Nas Goes To The Streets, Shoots Guerilla-Style Video

King of New York hip-hop all over the five boroughs in clip for 'Made You Look.'

For his new single and video, "Made You Look," Nas has once again taken it to the streets.

"We went out to the five boroughs," he said Tuesday night of the video shoot with director Benny Boom, who captured the rapper performing all around New York. "We couldn't get permits, so we went guerilla-style. That's the way it's supposed to be. I see videos and like my man Tracy Morgan said, 'Every video I see, there's a girl, a model, dancing.' What the f--- is that? When you see me, you see the truth." (Click here for photos from the video shoot)

"We took it back to '88," said Boom, who's also directed such videos as Nelly and Kelly Rowland's "Dilemma" (see "Kelly Rowland Moves Into 'Leave It To Beaver' House"). "We wanted to take it back the old Rakim days when you did a video and made it performance and made it hot and showed love to the streets. ... [We] brought Nas to all the neighborhoods and everybody showed love to him. I wanted to give it that whole king of New York aspect of Nas. On the streets he's the king of New York of this rap thing."

"In Queensbridge we showed sections of the bridge," he added. "We had his Bravehearts out there. In the Bronx we had Fat Joe and all his people came and showed love. They came 25 deep in front of the Big Pun mural. We went to Harlem at Rucker Park and we had the ballplayers out there. We went to BK on Fulton and St. James, Fulton and Putnam, to Big's old stomping grounds, and everybody out there gave us crazy love."

Jadakiss, DJ Kay Slay, Killah Priest, Brand Nubian's Lord Jamar also showed their adoration for Nas by making cameos in the video.
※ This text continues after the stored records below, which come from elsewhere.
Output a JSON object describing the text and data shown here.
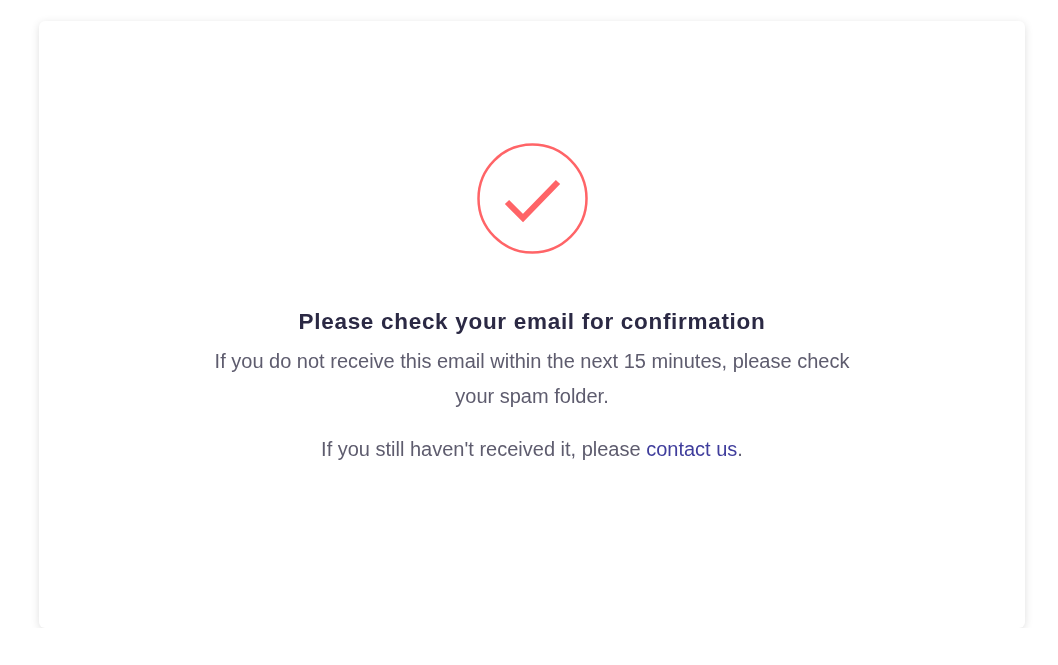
{
  "confirmation": {
    "title": "Please check your email for confirmation",
    "message": "If you do not receive this email within the next 15 minutes, please check your spam folder.",
    "followup": {
      "before": "If you still haven't received it, please ",
      "link": "contact us",
      "after": "."
    }
  }
}
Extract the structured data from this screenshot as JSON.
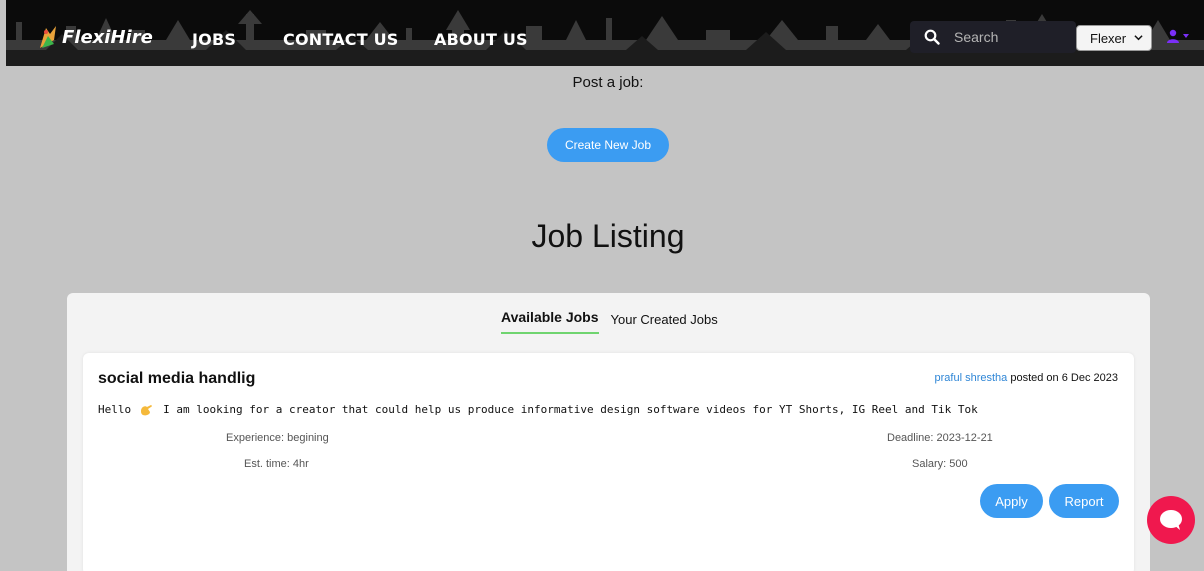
{
  "nav": {
    "brand": "FlexiHire",
    "links": [
      "JOBS",
      "CONTACT US",
      "ABOUT US"
    ],
    "search_placeholder": "Search",
    "role_selected": "Flexer",
    "icons": {
      "search": "search-icon",
      "user": "user-icon",
      "dropdown": "chevron-down-icon"
    }
  },
  "main": {
    "post_label": "Post a job:",
    "create_button": "Create New Job",
    "listing_title": "Job Listing",
    "tabs": [
      {
        "label": "Available Jobs",
        "active": true
      },
      {
        "label": "Your Created Jobs",
        "active": false
      }
    ]
  },
  "job": {
    "title": "social media handlig",
    "poster": "praful shrestha",
    "posted_text": " posted on 6 Dec 2023",
    "desc_prefix": "Hello",
    "desc_text": "I am looking for a creator that could help us produce informative design software videos for YT Shorts, IG Reel and Tik Tok",
    "experience": "Experience: begining",
    "est_time": "Est. time: 4hr",
    "deadline": "Deadline: 2023-12-21",
    "salary": "Salary: 500",
    "apply_label": "Apply",
    "report_label": "Report"
  },
  "colors": {
    "accent": "#3b9cf2",
    "nav_bg": "#0b0b0b",
    "page_bg": "#c4c4c4",
    "tab_underline": "#6fd46f",
    "link": "#2f86d6",
    "chat_fab": "#f0184e",
    "user_icon": "#7b2ff7"
  }
}
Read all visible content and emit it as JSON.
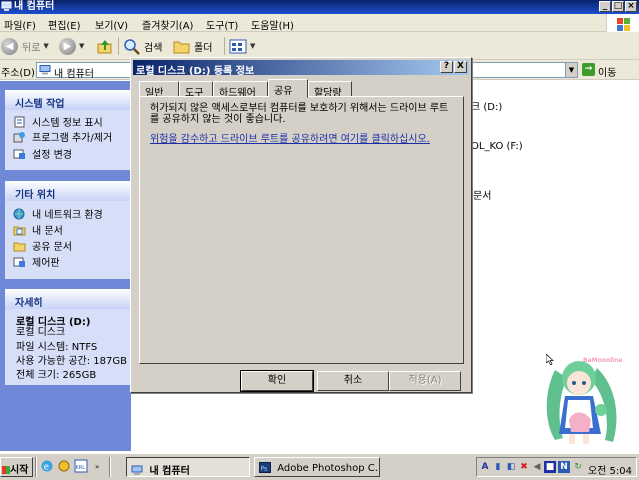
{
  "window": {
    "title": "내 컴퓨터",
    "menu": [
      "파일(F)",
      "편집(E)",
      "보기(V)",
      "즐겨찾기(A)",
      "도구(T)",
      "도움말(H)"
    ],
    "toolbar": {
      "back": "뒤로",
      "search": "검색",
      "folders": "폴더"
    },
    "address": {
      "label": "주소(D)",
      "value": "내 컴퓨터",
      "go": "이동"
    }
  },
  "sidebar": {
    "system_tasks": {
      "title": "시스템 작업",
      "items": [
        "시스템 정보 표시",
        "프로그램 추가/제거",
        "설정 변경"
      ]
    },
    "other_places": {
      "title": "기타 위치",
      "items": [
        "내 네트워크 환경",
        "내 문서",
        "공유 문서",
        "제어판"
      ]
    },
    "details": {
      "title": "자세히",
      "drive_name": "로컬 디스크 (D:)",
      "drive_type": "로컬 디스크",
      "filesystem": "파일 시스템: NTFS",
      "free_space": "사용 가능한 공간: 187GB",
      "total_size": "전체 크기: 265GB"
    }
  },
  "content_fragments": {
    "drive_d": "크 (D:)",
    "drive_f": "OL_KO (F:)",
    "docs": "문서"
  },
  "dialog": {
    "title": "로컬 디스크 (D:) 등록 정보",
    "help": "?",
    "close": "X",
    "tabs": [
      "일반",
      "도구",
      "하드웨어",
      "공유",
      "할당량"
    ],
    "active_tab": "공유",
    "message": "허가되지 않은 액세스로부터 컴퓨터를 보호하기 위해서는 드라이브 루트를 공유하지 않는 것이 좋습니다.",
    "link": "위험을 감수하고 드라이브 루트를 공유하려면 여기를 클릭하십시오.",
    "ok": "확인",
    "cancel": "취소",
    "apply": "적용(A)"
  },
  "taskbar": {
    "start": "시작",
    "tasks": [
      "내 컴퓨터",
      "Adobe Photoshop C..."
    ],
    "tray_lang": "A",
    "clock": "오전 5:04"
  },
  "watermark": "BaMoonline",
  "colors": {
    "title_blue": "#0a246a",
    "sidebar_bg": "#6f89d8",
    "panel_bg": "#d6dff7",
    "link": "#1d2fa6",
    "face": "#d4d0c8"
  }
}
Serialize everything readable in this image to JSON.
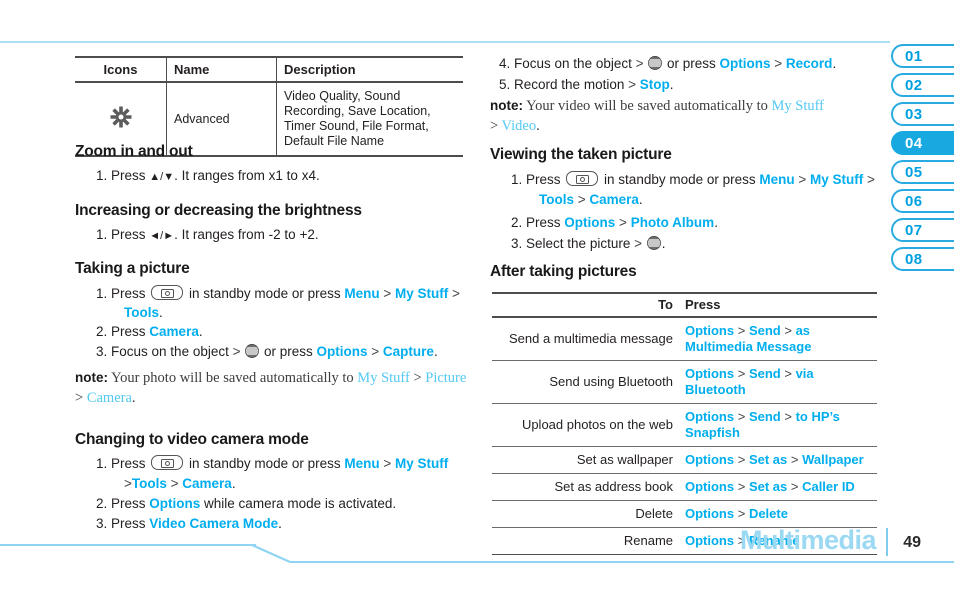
{
  "footer": {
    "section_title": "Multimedia",
    "page_number": "49"
  },
  "side_tabs": [
    {
      "label": "01",
      "active": false
    },
    {
      "label": "02",
      "active": false
    },
    {
      "label": "03",
      "active": false
    },
    {
      "label": "04",
      "active": true
    },
    {
      "label": "05",
      "active": false
    },
    {
      "label": "06",
      "active": false
    },
    {
      "label": "07",
      "active": false
    },
    {
      "label": "08",
      "active": false
    }
  ],
  "left_column": {
    "icon_table": {
      "headers": {
        "icons": "Icons",
        "name": "Name",
        "description": "Description"
      },
      "rows": [
        {
          "icon": "gear-icon",
          "name": "Advanced",
          "description": "Video Quality, Sound Recording, Save Location, Timer Sound, File Format, Default File Name"
        }
      ]
    },
    "sections": [
      {
        "heading": "Zoom in and out",
        "steps": [
          {
            "num": "1.",
            "text_a": "Press ",
            "arrows": "▲/▼",
            "text_b": ". It ranges from x1 to x4."
          }
        ]
      },
      {
        "heading": "Increasing or decreasing the brightness",
        "steps": [
          {
            "num": "1.",
            "text_a": "Press ",
            "arrows": "◄/►",
            "text_b": ". It ranges from -2 to +2."
          }
        ]
      },
      {
        "heading": "Taking a picture",
        "step1": {
          "num": "1.",
          "pre": "Press ",
          "key": "camera-key-icon",
          "mid": " in standby mode or press ",
          "menu": "Menu",
          "gt1": " > ",
          "mystuff": "My Stuff",
          "gt2": " > ",
          "tools": "Tools",
          "end": "."
        },
        "step2": {
          "num": "2.",
          "pre": "Press ",
          "camera": "Camera",
          "end": "."
        },
        "step3": {
          "num": "3.",
          "pre": "Focus on the object ",
          "gt1": "> ",
          "icon": "att-globe-icon",
          "mid": " or press ",
          "options": "Options",
          "gt2": " > ",
          "capture": "Capture",
          "end": "."
        },
        "note": {
          "label": "note:",
          "t1": " Your photo will be saved automatically to ",
          "l1": "My Stuff",
          "gt1": " > ",
          "l2": "Picture",
          "gt2": " > ",
          "l3": "Camera",
          "end": "."
        }
      },
      {
        "heading": "Changing to video camera mode",
        "step1": {
          "num": "1.",
          "pre": "Press ",
          "key": "camera-key-icon",
          "mid": " in standby mode or press ",
          "menu": "Menu",
          "gt1": " > ",
          "mystuff": "My Stuff",
          "gt2": ">",
          "tools": "Tools",
          "gt3": " > ",
          "camera": "Camera",
          "end": "."
        },
        "step2": {
          "num": "2.",
          "pre": "Press ",
          "options": "Options",
          "post": " while camera mode is activated."
        },
        "step3": {
          "num": "3.",
          "pre": "Press ",
          "mode": "Video Camera Mode",
          "end": "."
        }
      }
    ]
  },
  "right_column": {
    "continued_steps": {
      "step4": {
        "num": "4.",
        "pre": "Focus on the object ",
        "gt1": "> ",
        "icon": "att-globe-icon",
        "mid": " or press ",
        "options": "Options",
        "gt2": " > ",
        "record": "Record",
        "end": "."
      },
      "step5": {
        "num": "5.",
        "pre": "Record the motion ",
        "gt1": "> ",
        "stop": "Stop",
        "end": "."
      },
      "note": {
        "label": "note:",
        "t1": " Your video will be saved automatically to ",
        "l1": "My Stuff",
        "gt1": "> ",
        "l2": "Video",
        "end": "."
      }
    },
    "viewing_section": {
      "heading": "Viewing the taken picture",
      "step1": {
        "num": "1.",
        "pre": "Press ",
        "key": "camera-key-icon",
        "mid": " in standby mode or press ",
        "menu": "Menu",
        "gt1": " > ",
        "mystuff": "My Stuff",
        "gt2": " > ",
        "tools": "Tools",
        "gt3": " > ",
        "camera": "Camera",
        "end": "."
      },
      "step2": {
        "num": "2.",
        "pre": "Press ",
        "options": "Options",
        "gt1": " > ",
        "album": "Photo Album",
        "end": "."
      },
      "step3": {
        "num": "3.",
        "pre": "Select the picture ",
        "gt1": "> ",
        "icon": "att-globe-icon",
        "end": "."
      }
    },
    "after_section": {
      "heading": "After taking pictures",
      "table": {
        "headers": {
          "to": "To",
          "press": "Press"
        },
        "rows": [
          {
            "to": "Send a multimedia message",
            "press": [
              "Options",
              "Send",
              "as Multimedia Message"
            ]
          },
          {
            "to": "Send using Bluetooth",
            "press": [
              "Options",
              "Send",
              "via Bluetooth"
            ]
          },
          {
            "to": "Upload photos on the web",
            "press": [
              "Options",
              "Send",
              "to HP’s Snapfish"
            ]
          },
          {
            "to": "Set as wallpaper",
            "press": [
              "Options",
              "Set as",
              "Wallpaper"
            ]
          },
          {
            "to": "Set as address book",
            "press": [
              "Options",
              "Set as",
              "Caller ID"
            ]
          },
          {
            "to": "Delete",
            "press": [
              "Options",
              "Delete"
            ]
          },
          {
            "to": "Rename",
            "press": [
              "Options",
              "Rename"
            ]
          }
        ]
      }
    }
  },
  "colors": {
    "accent_blue": "#00aeef",
    "tab_blue": "#17a9e0",
    "rule_blue": "#8fd4f2",
    "footer_blue": "#9bd9f3"
  }
}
"No R&B, straight hip-hop," Nas said on the mic, standing on a small stage in the basement of a Manhattan restaurant, before cameras started rolling. For the video's last scenes to go in the can, a fake club had been set up and Nas and the Bravehearts were the center of attention during a live performance.

"We just wanted to make sure people heard him," Boom said of his choice to shun the usual video process of lip-syncing. "If we wanted the feel of a live show, I was gonna give them a live show. Throw that mic on. Let him rip."

"The record is crazy," Boom later gushed. "I'm a old-school n---a. So for me, that's that 'Straight Outta Compton' [feel]. The sample and that loop is straight from the late '80s, early '90s of when they was introducing hip-hop."

The current state of hip-hop and a certain rhyme foe were at the forefront of Nas' thoughts during a lull in the action. "It's the fourth quarter and everybody has an R&B record, and they say they're hip-hop," he protested. "They just lying, sellin' out hip-hop music with R&B records. You're on your eighth album? Where's your balls at, man? Make a rap record. What, is you scared? Make some rap music. Hip-hop is not about radio, it's not about the TV. These n---as is too [MC] Hammer. This sh-- is real music from real life."

Nas' next dose of reality, God's Son, has been pushed back to December 17. Many of the tracks were recorded from late September to mid-October in Miami while Ja Rule (who co-stars with Nas in the video for "The Pledge" remix) was also down at the studio working on The Last Temptation.

According to Nas' spokesperson, God's Son is still being recorded with "Made You Look" soundscape provider Salaam Remi, Large Professor and the Alchemist contributing most of the beats. No lyrical guests have made it on the LP as of yet.